HARARE – Zimbabwe plans to nearly double its wheat output to 75,000 tonnes this year, its agriculture minister said on Tuesday, still leaving the country with a huge deficit to be met by imports.
The southern African country requires 400,000 tonnes of wheat annually and has struggled to feed itself since President Robert Mugabe began a drive to seize white-owned farms to resettle landless blacks in 2000.
Agriculture Minister Joseph Made told reporters the government would provide $20 million in low-interest loans to farmers for this year’s wheat production.
“We are proposing that we target 26,280 hectares for winter wheat. This targeted hectarage should give us 75,000 tonnes,” Made said. “This might sound little, but considering the 41,000 tonnes we got last year, this will be some improvement.”
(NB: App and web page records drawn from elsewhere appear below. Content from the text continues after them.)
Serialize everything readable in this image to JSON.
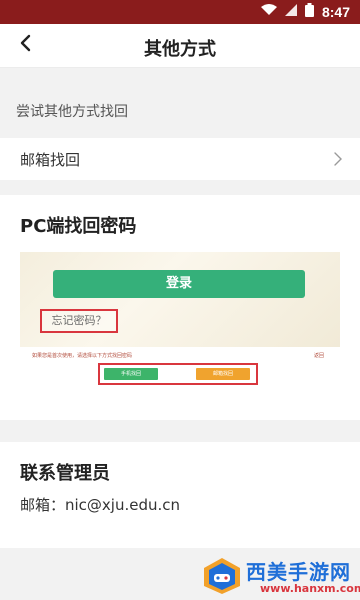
{
  "status_bar": {
    "time": "8:47",
    "background_color": "#8a1c1c"
  },
  "header": {
    "back_icon": "chevron-left-icon",
    "title": "其他方式"
  },
  "hint": {
    "text": "尝试其他方式找回"
  },
  "email_recovery": {
    "label": "邮箱找回",
    "chevron_icon": "chevron-right-icon"
  },
  "pc_recovery": {
    "heading": "PC端找回密码",
    "screenshot": {
      "login_button": "登录",
      "forgot_password": "忘记密码？",
      "instruction": "如果您是首次使用，请选择以下方式找回密码",
      "right_note": "返回",
      "option_green": "手机找回",
      "option_orange": "邮箱找回"
    }
  },
  "admin": {
    "heading": "联系管理员",
    "email_line": "邮箱：nic@xju.edu.cn"
  },
  "watermark": {
    "name": "西美手游网",
    "url": "www.hanxm.com"
  }
}
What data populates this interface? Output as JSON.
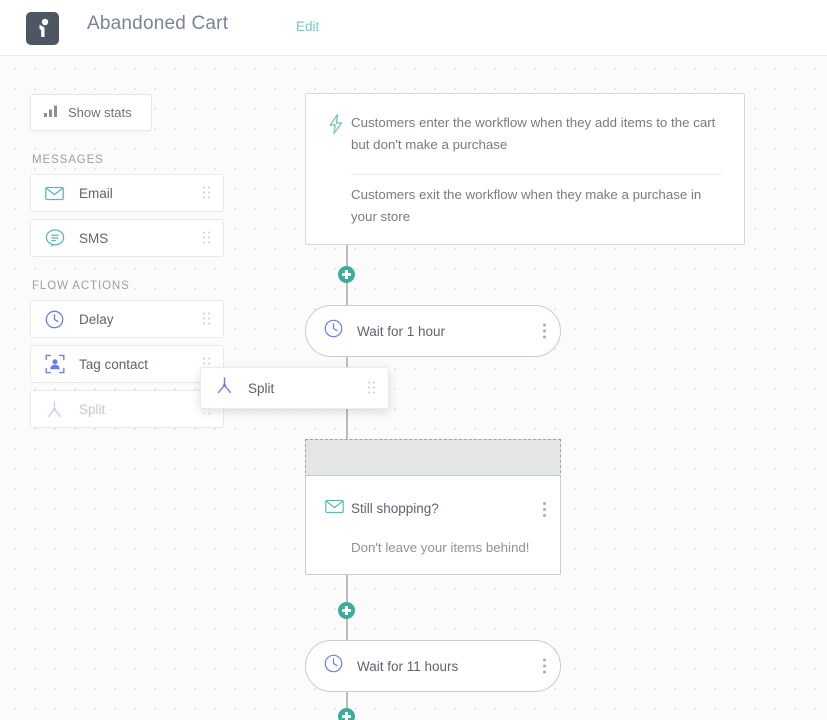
{
  "header": {
    "logo_icon": "person-badge-logo",
    "title": "Abandoned Cart",
    "edit_label": "Edit",
    "edit_color": "#74c7c5"
  },
  "sidebar": {
    "stats_button": {
      "label": "Show stats",
      "icon": "bar-chart-icon"
    },
    "sections": [
      {
        "label": "MESSAGES",
        "items": [
          {
            "label": "Email",
            "icon": "envelope-icon",
            "color": "#5fb8b4",
            "disabled": false
          },
          {
            "label": "SMS",
            "icon": "chat-bubble-icon",
            "color": "#5fb8b4",
            "disabled": false
          }
        ]
      },
      {
        "label": "FLOW ACTIONS",
        "items": [
          {
            "label": "Delay",
            "icon": "clock-icon",
            "color": "#6c7cf0",
            "disabled": false
          },
          {
            "label": "Tag contact",
            "icon": "tag-contact-icon",
            "color": "#6c7cf0",
            "disabled": false
          },
          {
            "label": "Split",
            "icon": "split-icon",
            "color": "#c9cdf7",
            "disabled": true
          }
        ]
      }
    ]
  },
  "drag_card": {
    "label": "Split",
    "icon": "split-icon",
    "color": "#6c7cf0"
  },
  "flow": {
    "trigger": {
      "icon": "lightning-bolt-icon",
      "entry_text": "Customers enter the workflow when they add items to the cart but don't make a purchase",
      "exit_text": "Customers exit the workflow when they make a purchase in your store"
    },
    "nodes": [
      {
        "type": "delay",
        "icon": "clock-icon",
        "label": "Wait for 1 hour"
      },
      {
        "type": "email",
        "icon": "envelope-icon",
        "title": "Still shopping?",
        "subtitle": "Don't leave your items behind!"
      },
      {
        "type": "delay",
        "icon": "clock-icon",
        "label": "Wait for 11 hours"
      }
    ],
    "add_button_icon": "plus-icon",
    "accent_color": "#3dab9e"
  }
}
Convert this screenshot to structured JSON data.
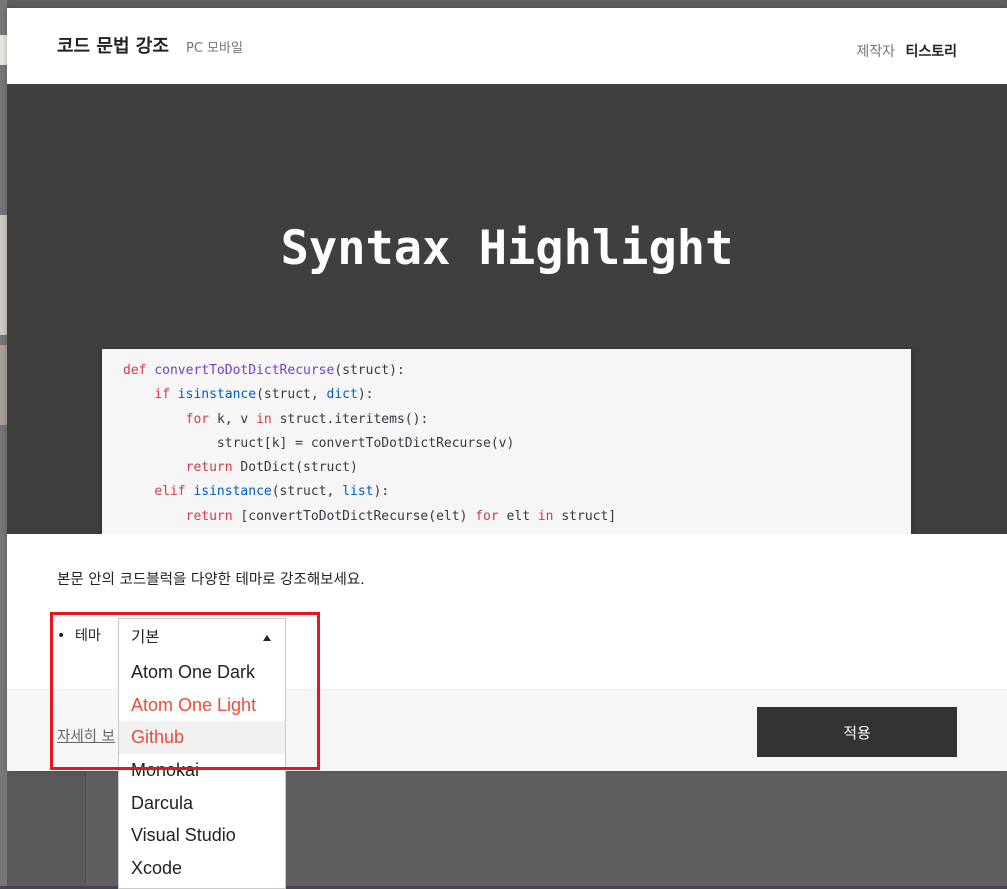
{
  "modal": {
    "title": "코드 문법 강조",
    "subtitle": "PC 모바일",
    "maker_label": "제작자",
    "maker_name": "티스토리"
  },
  "preview": {
    "title": "Syntax Highlight"
  },
  "code_lines": [
    [
      {
        "t": "def ",
        "c": "kw"
      },
      {
        "t": "convertToDotDictRecurse",
        "c": "fn"
      },
      {
        "t": "(struct):",
        "c": ""
      }
    ],
    [
      {
        "t": "    ",
        "c": ""
      },
      {
        "t": "if ",
        "c": "kw"
      },
      {
        "t": "isinstance",
        "c": "bi"
      },
      {
        "t": "(struct, ",
        "c": ""
      },
      {
        "t": "dict",
        "c": "bi"
      },
      {
        "t": "):",
        "c": ""
      }
    ],
    [
      {
        "t": "        ",
        "c": ""
      },
      {
        "t": "for ",
        "c": "kw"
      },
      {
        "t": "k, v ",
        "c": ""
      },
      {
        "t": "in ",
        "c": "kw"
      },
      {
        "t": "struct.iteritems():",
        "c": ""
      }
    ],
    [
      {
        "t": "            struct[k] = convertToDotDictRecurse(v)",
        "c": ""
      }
    ],
    [
      {
        "t": "        ",
        "c": ""
      },
      {
        "t": "return ",
        "c": "kw"
      },
      {
        "t": "DotDict(struct)",
        "c": ""
      }
    ],
    [
      {
        "t": "    ",
        "c": ""
      },
      {
        "t": "elif ",
        "c": "kw"
      },
      {
        "t": "isinstance",
        "c": "bi"
      },
      {
        "t": "(struct, ",
        "c": ""
      },
      {
        "t": "list",
        "c": "bi"
      },
      {
        "t": "):",
        "c": ""
      }
    ],
    [
      {
        "t": "        ",
        "c": ""
      },
      {
        "t": "return ",
        "c": "kw"
      },
      {
        "t": "[convertToDotDictRecurse(elt) ",
        "c": ""
      },
      {
        "t": "for ",
        "c": "kw"
      },
      {
        "t": "elt ",
        "c": ""
      },
      {
        "t": "in ",
        "c": "kw"
      },
      {
        "t": "struct]",
        "c": ""
      }
    ]
  ],
  "description": "본문 안의 코드블럭을 다양한 테마로 강조해보세요.",
  "theme_option": {
    "bullet": "•",
    "label": "테마",
    "selected": "기본",
    "options": [
      "Atom One Dark",
      "Atom One Light",
      "Github",
      "Monokai",
      "Darcula",
      "Visual Studio",
      "Xcode"
    ]
  },
  "footer": {
    "more_link": "자세히 보",
    "apply_label": "적용"
  },
  "colors": {
    "highlight_red": "#ef4a3a",
    "annotation_red": "#e4161e",
    "preview_bg": "#3f3f3f",
    "button_bg": "#333333"
  }
}
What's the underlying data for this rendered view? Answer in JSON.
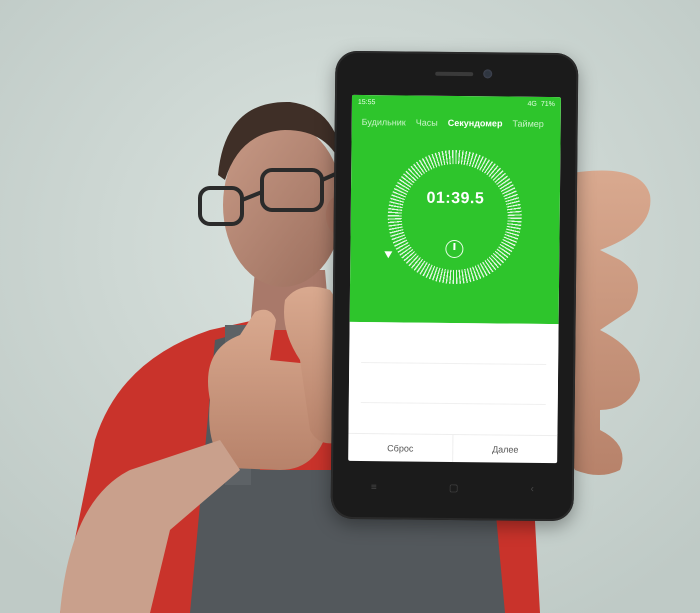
{
  "status_bar": {
    "time": "15:55",
    "battery": "71%",
    "network": "4G"
  },
  "tabs": [
    {
      "label": "Будильник",
      "active": false
    },
    {
      "label": "Часы",
      "active": false
    },
    {
      "label": "Секундомер",
      "active": true
    },
    {
      "label": "Таймер",
      "active": false
    }
  ],
  "stopwatch": {
    "elapsed": "01:39.5"
  },
  "buttons": {
    "reset": "Сброс",
    "next": "Далее"
  },
  "icons": {
    "accent_color": "#2ec52c",
    "nav": [
      "menu-icon",
      "home-icon",
      "back-icon"
    ]
  }
}
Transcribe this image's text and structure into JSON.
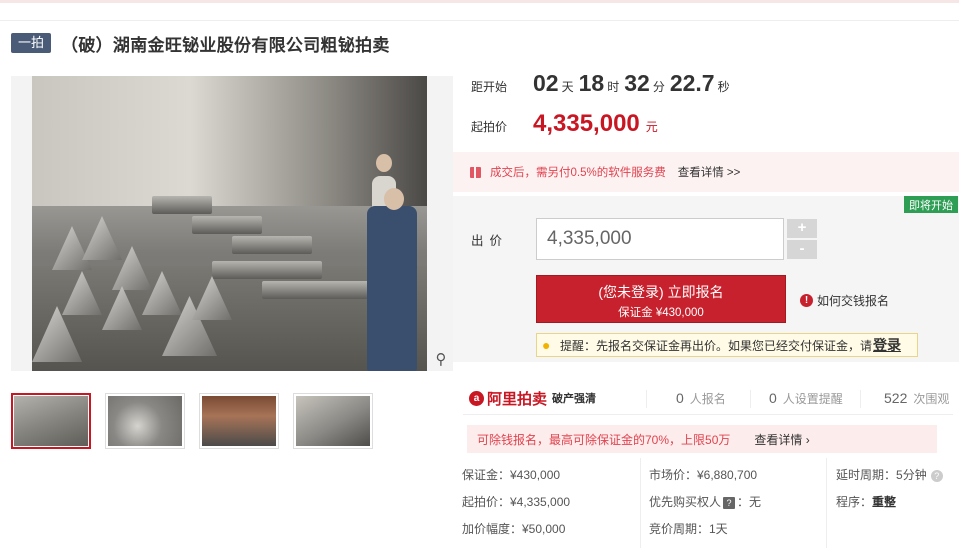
{
  "header": {
    "tag": "一拍",
    "title": "（破）湖南金旺铋业股份有限公司粗铋拍卖"
  },
  "gallery": {
    "thumbnails": [
      "thumb-1",
      "thumb-2",
      "thumb-3",
      "thumb-4"
    ],
    "active_index": 0,
    "zoom_icon": "magnifier-icon"
  },
  "countdown": {
    "label": "距开始",
    "days": "02",
    "days_unit": "天",
    "hours": "18",
    "hours_unit": "时",
    "minutes": "32",
    "minutes_unit": "分",
    "seconds": "22.7",
    "seconds_unit": "秒"
  },
  "start_price": {
    "label": "起拍价",
    "value": "4,335,000",
    "unit": "元"
  },
  "notice": {
    "text": "成交后，需另付0.5%的软件服务费",
    "link": "查看详情 >>"
  },
  "bid": {
    "badge": "即将开始",
    "label": "出价",
    "input_value": "4,335,000",
    "plus": "+",
    "minus": "-",
    "signup_main": "(您未登录) 立即报名",
    "signup_sub": "保证金 ¥430,000",
    "howto": "如何交钱报名",
    "reminder_text": "提醒：先报名交保证金再出价。如果您已经交付保证金，请",
    "reminder_login": "登录"
  },
  "stats": {
    "logo_text": "阿里拍卖",
    "logo_sub": "破产强清",
    "signups_value": "0",
    "signups_label": "人报名",
    "reminders_value": "0",
    "reminders_label": "人设置提醒",
    "views_value": "522",
    "views_label": "次围观"
  },
  "deduct": {
    "text": "可除钱报名，最高可除保证金的70%，上限50万",
    "link": "查看详情 ›"
  },
  "details": {
    "deposit": "保证金：¥430,000",
    "start_price": "起拍价：¥4,335,000",
    "increment": "加价幅度：¥50,000",
    "market_price": "市场价：¥6,880,700",
    "preemptive_label": "优先购买权人",
    "preemptive_value": "：无",
    "cycle": "竞价周期：1天",
    "delay_label": "延时周期：",
    "delay_value": "5分钟",
    "procedure_label": "程序：",
    "procedure_value": "重整"
  },
  "colors": {
    "accent": "#c81623",
    "tag_bg": "#4a5b78",
    "badge_green": "#2e9e55",
    "notice_bg": "#fdf2f2"
  }
}
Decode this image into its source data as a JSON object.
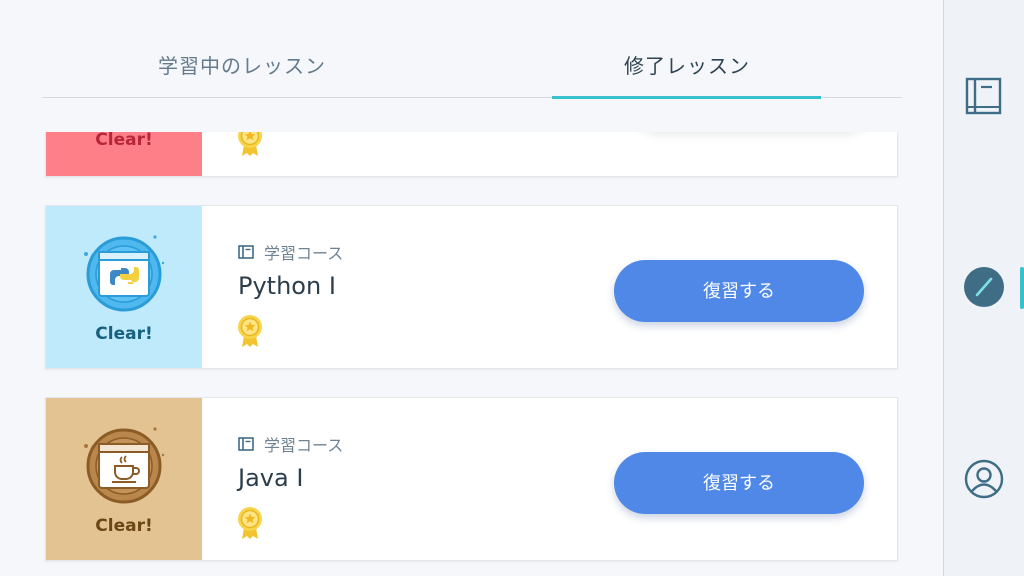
{
  "tabs": {
    "learning": "学習中のレッスン",
    "completed": "修了レッスン"
  },
  "cards": [
    {
      "clear_label": "Clear!",
      "badge_color": "#ff7f88",
      "clear_color": "#b8253a"
    },
    {
      "category": "学習コース",
      "title": "Python I",
      "clear_label": "Clear!",
      "button": "復習する",
      "badge_color": "#bfeafb",
      "clear_color": "#17607f",
      "icon": "python-logo-icon"
    },
    {
      "category": "学習コース",
      "title": "Java I",
      "clear_label": "Clear!",
      "button": "復習する",
      "badge_color": "#e3c392",
      "clear_color": "#6b4715",
      "icon": "java-cup-icon"
    }
  ],
  "sidebar": {
    "items": [
      {
        "icon": "book-icon"
      },
      {
        "icon": "pencil-icon",
        "active": true
      },
      {
        "icon": "profile-icon"
      }
    ]
  },
  "colors": {
    "accent": "#35c2cd",
    "button": "#5088e8"
  }
}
Farmers’ unions put Zimbabwe’s wheat output at 12,000 tonnes last year, barely enough to feed the country for a week.
Made also reiterated that Zimbabwe faced a shortage of its staple grain maize, after nearly a third of the planted crop was written off due to poor rains.
Finance Minister Tendai Biti told the same news conference Zimbabwe would have to import wheat to ease shortages, but said the government had built up 500,000 tonnes in maize reserves to supply regions facing a deficit.
Last December, the United Nations said it would raise $268 million for aid efforts in Zimbabwe, with half the money to be used to buy food for more than 1.4 million people facing shortages.